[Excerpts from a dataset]
----------
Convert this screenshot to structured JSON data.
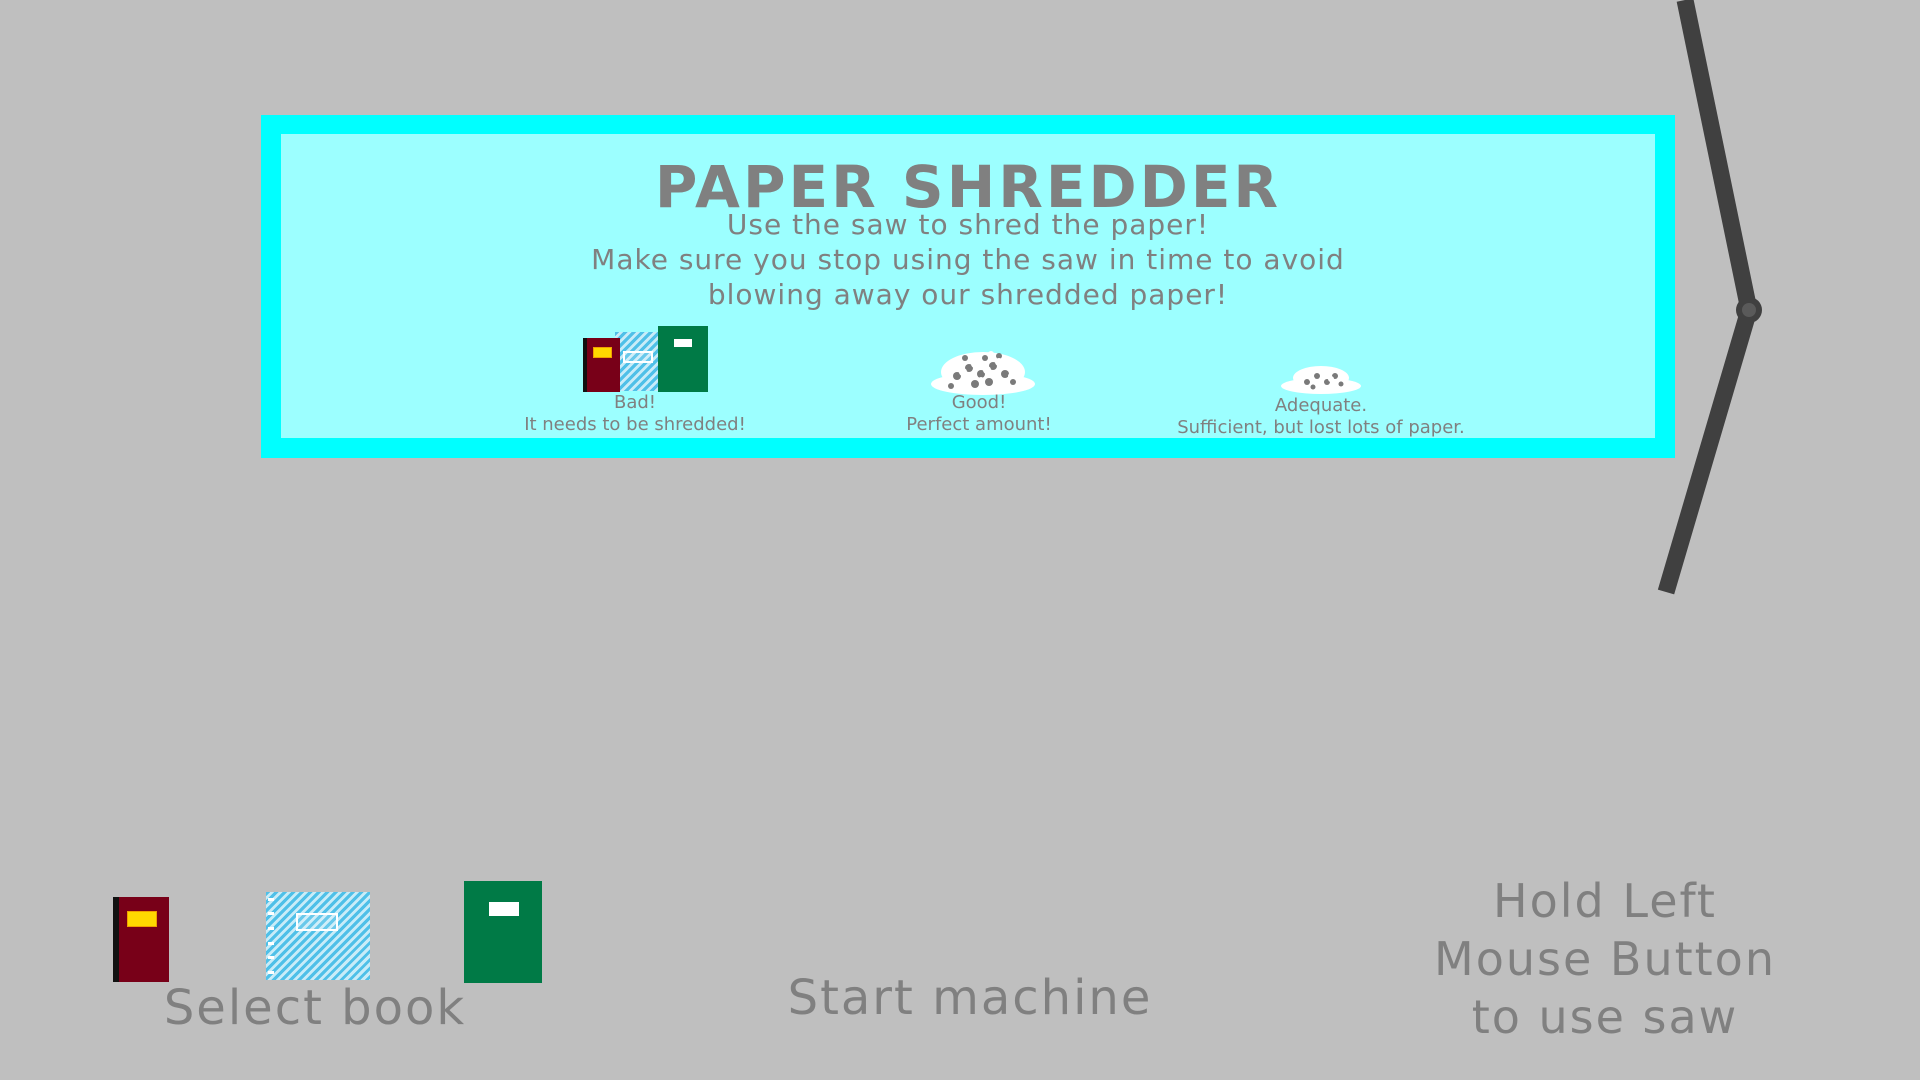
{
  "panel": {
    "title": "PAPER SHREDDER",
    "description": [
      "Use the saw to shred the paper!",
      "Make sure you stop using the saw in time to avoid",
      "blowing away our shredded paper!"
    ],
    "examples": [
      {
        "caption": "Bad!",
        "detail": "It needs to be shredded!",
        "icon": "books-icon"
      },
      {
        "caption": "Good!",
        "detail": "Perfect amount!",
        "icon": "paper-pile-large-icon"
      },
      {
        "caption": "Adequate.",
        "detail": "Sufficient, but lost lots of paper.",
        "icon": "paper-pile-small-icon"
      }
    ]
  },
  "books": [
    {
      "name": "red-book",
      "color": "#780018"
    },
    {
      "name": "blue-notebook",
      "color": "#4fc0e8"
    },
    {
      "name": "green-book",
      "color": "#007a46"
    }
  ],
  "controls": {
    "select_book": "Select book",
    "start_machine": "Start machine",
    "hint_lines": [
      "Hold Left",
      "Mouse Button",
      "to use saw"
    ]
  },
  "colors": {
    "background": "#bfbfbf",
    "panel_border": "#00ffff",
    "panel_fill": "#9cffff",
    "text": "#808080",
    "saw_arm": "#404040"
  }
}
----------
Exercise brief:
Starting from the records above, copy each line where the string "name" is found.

Result for this task:
      "name": "red-book",
      "name": "blue-notebook",
      "name": "green-book",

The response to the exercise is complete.